Today, digital love is a trade, a cut throat business that has Apps popping up like toasters. Online or offline, between dating apps and matrimonial sites, the industry has the country’s curious millennials covered. Everyone’s on the lookout for something: a fling, a connection or a degree of “real” love that can satiate them until the search for the next point on their love bucket list begins. Whether they admit it or not, most of the young and outgoing are active on at least one of these portals to find what they’re looking for.
Ruchika has been on, wait for it… one hundred and fifty dates to find the one! Has she found him? No. Is she still looking? Yes. We called her in and called her out on real men traits, arranged matrimony and even semen tests!
“If love is blind, then why are you still single?”, I playfully asked Ruchika.
“I didn’t intend on going on so many dates. I thought one date would be enough to find THE man of my dreams but it didn’t happen. So I ended up meeting so many men”, she says matter of factly.
“Where did you meet them?”
“Through the newspaper: The Sunday Times matrimonial. They were largely arranged setups. I also used JeevanSaathi.com & Shaadi.com. Others I met through common friends who thought of a good match for me.”
“What are their profiles like?”
“They talk about age, professional qualifications, the city they live in, what they’re looking for etc. Then you exchange emails and get to see photographs to see what they look like. They always lie about their income though and inflate it.”
“Those are paid sites for the masses? Have you ever tried dating apps?”
“No haven’t tried them but I believe Woo is really good and Truly Madly because they do a thorough check unlike Shaadi.com and JeevanSaathi.com where anybody who has Rs.2500 can log in and register to be contacted. These matrimony sites don’t seem to have too many quality controls. But through apps, one has to go through Facebook profiles and the app can verify you’re real, plus check on the kind of friends you have. That’s the only way to access it really. That’s a great way I think.”
“What were the kinds of men you met on these dates?”
“I’d say most of them would be either boring, casual or decent. As for what they did: I met engineers, IT guys, doctors, chartered accountants, consultants and bankers. Those are the kind of profiles I found.”
“Typically how would these dates go?”
“So we’d contact each other via email or phone numbers and then decide on a time and place of mutual convenience. I always asked to meet at like a café or casual coffee shop like Costa or Starbucks that ways it’s minimal time invested. There we’d chat and get to know each other and I could scoot as soon as possible if he was creepy.”
Never a bar or nightclub?
“No because you go to a nightclub with somebody you want to spend considerably more time with..And it’s always so loud and noisy in there that you can barely have a conversation. First dates are to get to know the other person and chat. So I never did that at a nightclub.”

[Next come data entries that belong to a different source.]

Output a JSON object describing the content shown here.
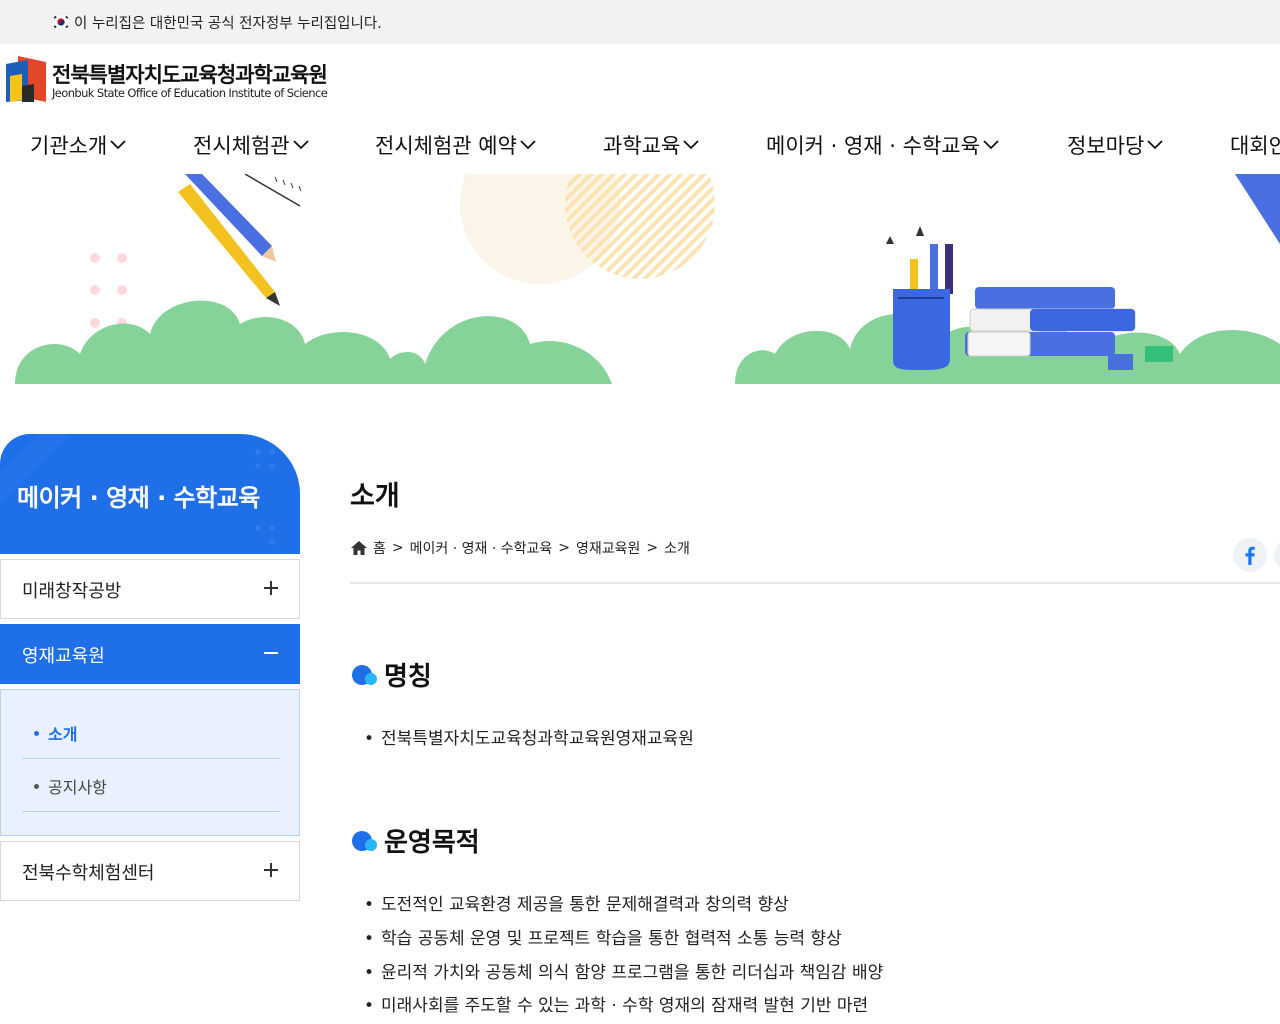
{
  "gov_banner": {
    "text": "이 누리집은 대한민국 공식 전자정부 누리집입니다."
  },
  "logo": {
    "name_ko": "전북특별자치도교육청과학교육원",
    "name_en": "Jeonbuk State Office of Education Institute of Science"
  },
  "gnb": [
    {
      "label": "기관소개"
    },
    {
      "label": "전시체험관"
    },
    {
      "label": "전시체험관 예약"
    },
    {
      "label": "과학교육"
    },
    {
      "label": "메이커 · 영재 · 수학교육"
    },
    {
      "label": "정보마당"
    },
    {
      "label": "대회안내"
    }
  ],
  "sidebar": {
    "title": "메이커 · 영재 · 수학교육",
    "items": [
      {
        "label": "미래창작공방",
        "state": "collapsed"
      },
      {
        "label": "영재교육원",
        "state": "expanded"
      },
      {
        "label": "전북수학체험센터",
        "state": "collapsed"
      }
    ],
    "sub_items": [
      {
        "label": "소개",
        "current": true
      },
      {
        "label": "공지사항",
        "current": false
      }
    ]
  },
  "content": {
    "title": "소개",
    "breadcrumb": [
      "홈",
      "메이커 · 영재 · 수학교육",
      "영재교육원",
      "소개"
    ],
    "breadcrumb_sep": ">",
    "sections": [
      {
        "heading": "명칭",
        "bullets": [
          "전북특별자치도교육청과학교육원영재교육원"
        ]
      },
      {
        "heading": "운영목적",
        "bullets": [
          "도전적인 교육환경 제공을 통한 문제해결력과 창의력 향상",
          "학습 공동체 운영 및 프로젝트 학습을 통한 협력적 소통 능력 향상",
          "윤리적 가치와 공동체 의식 함양 프로그램을 통한 리더십과 책임감 배양",
          "미래사회를 주도할 수 있는 과학 · 수학 영재의 잠재력 발현 기반 마련"
        ]
      }
    ]
  },
  "icons": {
    "flag": "korea-flag-icon",
    "chevron": "chevron-down-icon",
    "home": "home-icon",
    "facebook": "facebook-icon",
    "plus": "plus-icon",
    "minus": "minus-icon"
  },
  "colors": {
    "primary": "#1f6fe8",
    "hero_green": "#86d39a",
    "sub_bg": "#e8f1fd"
  }
}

“Have you ever spotted the same person on an App and then on a matrimonial site?”
“Never. Because those are two kinds of people. The ones on these matrimonial sites are not very tech savvy and modern. They’re your typical get married have kids and live in a joint family sort of man. They’re not so out there. Apps are for younger, modern, savvy guys"

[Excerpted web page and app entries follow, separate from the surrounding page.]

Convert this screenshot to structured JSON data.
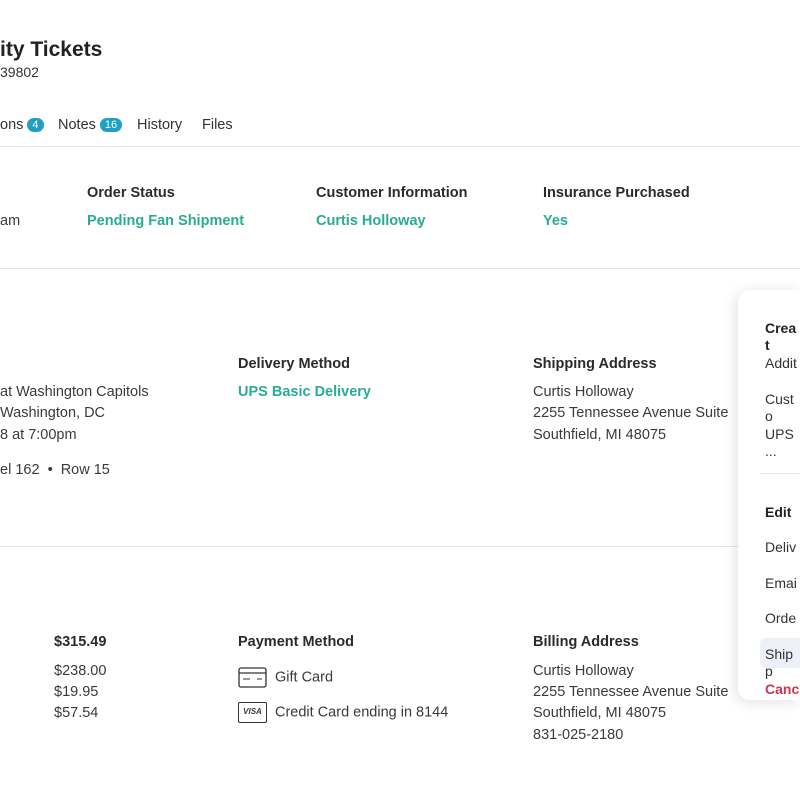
{
  "header": {
    "title": "ity Tickets",
    "subtitle": "39802"
  },
  "tabs": [
    {
      "label": "ons",
      "badge": "4"
    },
    {
      "label": "Notes",
      "badge": "16"
    },
    {
      "label": "History"
    },
    {
      "label": "Files"
    }
  ],
  "summary": {
    "first_value": "am",
    "order_status": {
      "label": "Order Status",
      "value": "Pending Fan Shipment"
    },
    "customer": {
      "label": "Customer Information",
      "value": "Curtis Holloway"
    },
    "insurance": {
      "label": "Insurance Purchased",
      "value": "Yes"
    }
  },
  "event": {
    "lines": [
      "at Washington Capitols",
      "Washington, DC",
      "8 at 7:00pm"
    ],
    "seat": "el 162  •  Row 15"
  },
  "delivery": {
    "label": "Delivery Method",
    "value": "UPS Basic Delivery"
  },
  "shipping": {
    "label": "Shipping Address",
    "lines": [
      "Curtis Holloway",
      "2255 Tennessee Avenue Suite",
      "Southfield, MI 48075"
    ]
  },
  "totals": {
    "total": "$315.49",
    "items": [
      "$238.00",
      "$19.95",
      "$57.54"
    ]
  },
  "payment": {
    "label": "Payment Method",
    "methods": [
      {
        "icon": "gift-card-icon",
        "label": "Gift Card"
      },
      {
        "icon": "visa-icon",
        "label": "Credit Card ending in 8144",
        "icon_text": "VISA"
      }
    ]
  },
  "billing": {
    "label": "Billing Address",
    "lines": [
      "Curtis Holloway",
      "2255 Tennessee Avenue Suite",
      "Southfield, MI 48075",
      "831-025-2180"
    ]
  },
  "menu": {
    "create_heading": "Creat",
    "create_items": [
      "Addit",
      "Custo",
      "UPS ..."
    ],
    "edit_heading": "Edit",
    "edit_items": [
      "Deliv",
      "Emai",
      "Orde",
      "Shipp"
    ],
    "cancel": "Canc"
  },
  "colors": {
    "accent": "#2aab93",
    "badge": "#1e9fc4",
    "danger": "#d0344a"
  }
}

“Out of so many men you’ve gone on dates with, any stories of phoneys?”
“One guy had written, he was 40 and he was in the same city as me: Delhi. He was a little over my age bracket but I was like why not. When I met him, turns out he was 45. I asked him why lie about age? He said “you clicked on me because I said I’m 40 and would you click on me if I was 45? He was right. Of course I wouldn’t meet a 45 year old guy. But would I ever meet him again anyway? No. So why lie about your age when you know it’s a waste of time.”
“Do they lie about other things too like strange professions?”

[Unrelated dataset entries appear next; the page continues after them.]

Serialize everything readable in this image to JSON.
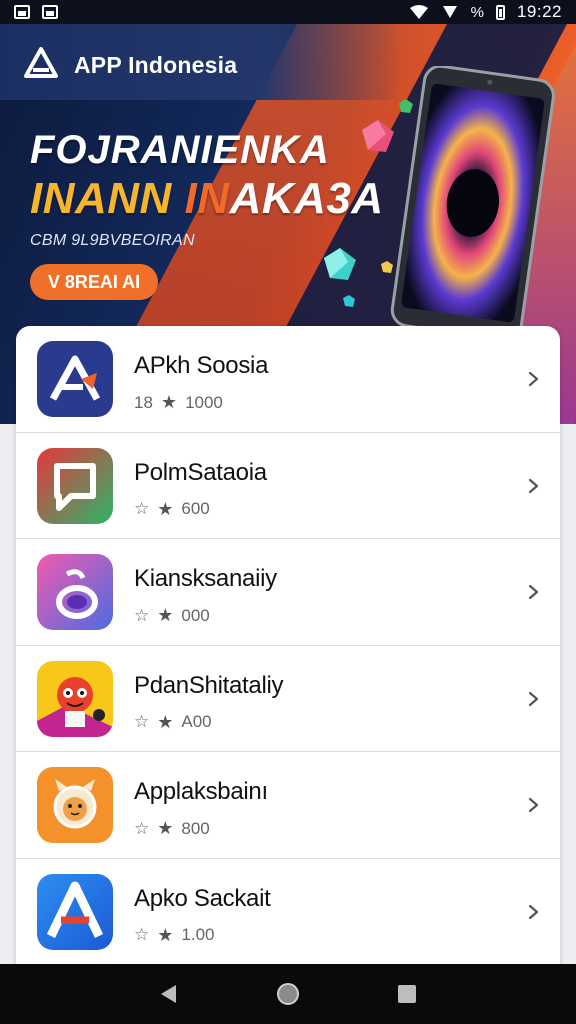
{
  "status_bar": {
    "time": "19:22",
    "signal_label": "%",
    "icons": [
      "photo-icon",
      "image-icon",
      "wifi-icon",
      "signal-icon",
      "battery-icon"
    ]
  },
  "banner": {
    "brand": "APP Indonesia",
    "headline_line1": "FOJRANIENKA",
    "headline_line2_a": "INANN ",
    "headline_line2_b": "IN",
    "headline_line2_c": "AKA3A",
    "subline": "CBM 9L9BVBEOIRAN",
    "cta_label": "V 8REAI AI"
  },
  "apps": [
    {
      "name": "APkh Soosia",
      "rating_prefix": "18",
      "count": "1000",
      "icon": "triangle-a-logo-icon",
      "colors": [
        "#2a3a8f",
        "#1e2a6e"
      ]
    },
    {
      "name": "PolmSataoia",
      "rating_prefix": "☆",
      "count": "600",
      "icon": "chat-bubble-icon",
      "colors": [
        "#e6373b",
        "#2cb56b"
      ]
    },
    {
      "name": "Kiansksanaiiy",
      "rating_prefix": "☆",
      "count": "000",
      "icon": "music-note-icon",
      "colors": [
        "#f25bb0",
        "#4c6ce0"
      ]
    },
    {
      "name": "PdanShitataliy",
      "rating_prefix": "☆",
      "count": "A00",
      "icon": "cartoon-character-icon",
      "colors": [
        "#f9c61a",
        "#e8412e"
      ]
    },
    {
      "name": "Applaksbainı",
      "rating_prefix": "☆",
      "count": "800",
      "icon": "cartoon-cat-icon",
      "colors": [
        "#f5912a",
        "#e76a15"
      ]
    },
    {
      "name": "Apko Sackait",
      "rating_prefix": "☆",
      "count": "1.00",
      "icon": "letter-a-icon",
      "colors": [
        "#2c8ef0",
        "#1c5ad4"
      ]
    }
  ],
  "nav": {
    "back": "back-icon",
    "home": "home-icon",
    "recents": "recents-icon"
  }
}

“Some guys said they did their engineering, but turns out they had a diploma which is actually a Rs.1000 certificate you can buy. Why lie about these stupid things you know? Its basic stuff.”
“Did you meet any weirdos?”
“No just some seriously boring guys! They’d talk only shop. I don’t care how much money you make as long as you bring it home. I’m a banker too so I didn’t want to meet somebody from the same line. You know the nuances but you want to explore the person. One serious person is enough. The other one should be more fun.”
“Funniest story on a date?”
“What’s funny is that I’m meeting so many and still not finding the one. It’s been pretty normal : you meet, get to know each other and then don’t want to see them ever again. The first meeting has usually been enough”
“What is the role of a man in your life at this point? What will happen if he doesn’t come soon?” I asked.
“It’s really important that I have this man…I’ll die if he doesn’t come into my life”
What exactly are you looking for?”
“Well, I’m looking for a nice guy who can handle me. Who’s funny, witty, educated and that’s it.”
I ask her If she came to 101India secretly hoping that she would meet a guy. She nods affirmatively and looks around the room. “What do you think of the cameraman?” I ask. “He’s cute” she says frankly, without a seconds delay.
“Why do you think you haven’t found your soul mate?”
“Maybe it’s because I’m not skinny . I also think it’s destiny, when it’s meant to happen it’ll just happen. That’s what people say, that’s the hope I have and when you meet so many men you get a certain clarity of what you definitely do not want.”
“I see. Tell me two things you definitely don’t want?”
“I hate liars and infidelity and of course he has to be physically compatible. Yes we’re assuming that both parties entering the agreement are physically fine but if they’re not then that’s a problem. I got a scare once and called my aunt. Asked her “What if he’s impotent then what?”. She said there’s this semen test and according to a certain count, they know whether he’s ok or not.”
“How do you get a stranger to do the semen test when they’ve just met you?”
“That comes later when he says I may have a problem. Otherwise you just assume he’s fine. Of course on the date he’ll never say that he’s impotent. But I think I know from how he holds me …”
“That’s a little far-fetched. So wait..you’re saying you’ll be able to predict that from a hug?”
We then hug and I ask for the rating. She refuses to give me one. Maybe it was 12 on 10 and she didn’t want to inflate my ego. Just saying. After insisting she said it was a 5. I will never ask again.
“What do you think your experience says about the men of this generation?
“They don’t know what they want and have their priorities confused. Some are doing it for their mothers and some for their friends. I’ve not met anybody who’s doing it for himself. Our mothers had it better, they knew what they were getting into and it was for keeps. Not get in and get out. Same for me: No matter how bad it is I’m going to make it work and not let it fall apart.
By Roshmin Mehandru